> [What to work on]: The answer must be the full data, restated word for word, with no pictures in it.

Provided data Block Start

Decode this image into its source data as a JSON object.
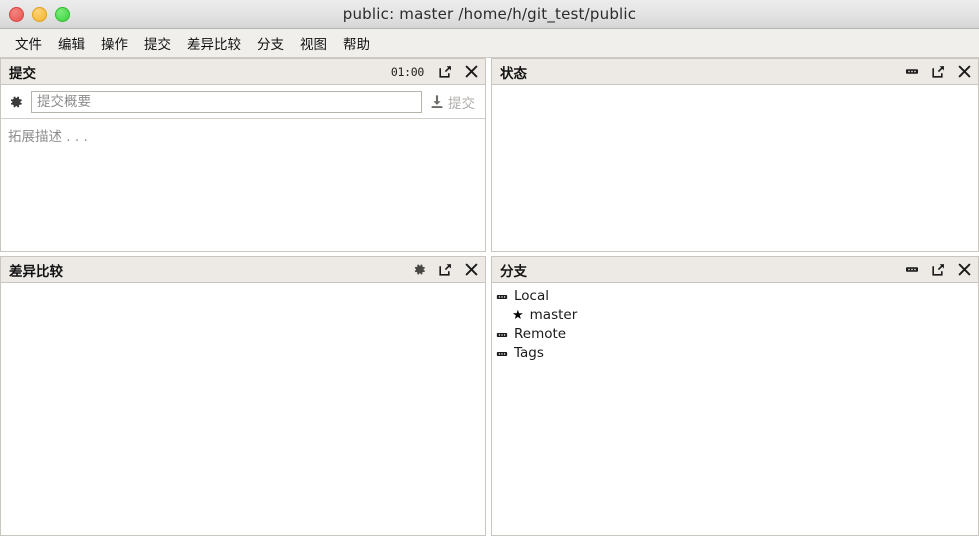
{
  "window": {
    "title": "public: master /home/h/git_test/public",
    "traffic_lights": [
      {
        "name": "close",
        "color": "#e9544f"
      },
      {
        "name": "minimize",
        "color": "#f5b429"
      },
      {
        "name": "zoom",
        "color": "#38d338"
      }
    ]
  },
  "menubar": {
    "items": [
      {
        "label": "文件"
      },
      {
        "label": "编辑"
      },
      {
        "label": "操作"
      },
      {
        "label": "提交"
      },
      {
        "label": "差异比较"
      },
      {
        "label": "分支"
      },
      {
        "label": "视图"
      },
      {
        "label": "帮助"
      }
    ]
  },
  "panels": {
    "commit": {
      "title": "提交",
      "timer": "01:00",
      "tools": [
        "expand-icon",
        "close-icon"
      ],
      "options_icon": "gear-icon",
      "summary_placeholder": "提交概要",
      "summary_value": "",
      "description_placeholder": "拓展描述 . . .",
      "description_value": "",
      "commit_button_label": "提交",
      "commit_button_icon": "commit-arrow-icon",
      "commit_button_enabled": false
    },
    "status": {
      "title": "状态",
      "tools": [
        "more-icon",
        "expand-icon",
        "close-icon"
      ],
      "items": []
    },
    "diff": {
      "title": "差异比较",
      "tools": [
        "gear-icon",
        "expand-icon",
        "close-icon"
      ],
      "content": ""
    },
    "branches": {
      "title": "分支",
      "tools": [
        "more-icon",
        "expand-icon",
        "close-icon"
      ],
      "tree": [
        {
          "label": "Local",
          "icon": "group-icon",
          "level": 0
        },
        {
          "label": "master",
          "icon": "star-icon",
          "level": 1
        },
        {
          "label": "Remote",
          "icon": "group-icon",
          "level": 0
        },
        {
          "label": "Tags",
          "icon": "group-icon",
          "level": 0
        }
      ]
    }
  },
  "colors": {
    "titlebar": "#e4e4e4",
    "panel_header": "#edeae5",
    "panel_border": "#c9c6c0",
    "menubar": "#f0efec",
    "body": "#ffffff",
    "placeholder": "#8d8d8d",
    "disabled_text": "#b0aeab"
  }
}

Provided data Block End

> [Finished task]:
Decode this image into its source data as a JSON object.
{
  "window": {
    "title": "public: master /home/h/git_test/public",
    "traffic_lights": [
      {
        "name": "close",
        "color": "#e9544f"
      },
      {
        "name": "minimize",
        "color": "#f5b429"
      },
      {
        "name": "zoom",
        "color": "#38d338"
      }
    ]
  },
  "menubar": {
    "items": [
      {
        "label": "文件"
      },
      {
        "label": "编辑"
      },
      {
        "label": "操作"
      },
      {
        "label": "提交"
      },
      {
        "label": "差异比较"
      },
      {
        "label": "分支"
      },
      {
        "label": "视图"
      },
      {
        "label": "帮助"
      }
    ]
  },
  "panels": {
    "commit": {
      "title": "提交",
      "timer": "01:00",
      "tools": [
        "expand-icon",
        "close-icon"
      ],
      "options_icon": "gear-icon",
      "summary_placeholder": "提交概要",
      "summary_value": "",
      "description_placeholder": "拓展描述 . . .",
      "description_value": "",
      "commit_button_label": "提交",
      "commit_button_icon": "commit-arrow-icon",
      "commit_button_enabled": false
    },
    "status": {
      "title": "状态",
      "tools": [
        "more-icon",
        "expand-icon",
        "close-icon"
      ],
      "items": []
    },
    "diff": {
      "title": "差异比较",
      "tools": [
        "gear-icon",
        "expand-icon",
        "close-icon"
      ],
      "content": ""
    },
    "branches": {
      "title": "分支",
      "tools": [
        "more-icon",
        "expand-icon",
        "close-icon"
      ],
      "tree": [
        {
          "label": "Local",
          "icon": "group-icon",
          "level": 0
        },
        {
          "label": "master",
          "icon": "star-icon",
          "level": 1
        },
        {
          "label": "Remote",
          "icon": "group-icon",
          "level": 0
        },
        {
          "label": "Tags",
          "icon": "group-icon",
          "level": 0
        }
      ]
    }
  },
  "colors": {
    "titlebar": "#e4e4e4",
    "panel_header": "#edeae5",
    "panel_border": "#c9c6c0",
    "menubar": "#f0efec",
    "body": "#ffffff",
    "placeholder": "#8d8d8d",
    "disabled_text": "#b0aeab"
  }
}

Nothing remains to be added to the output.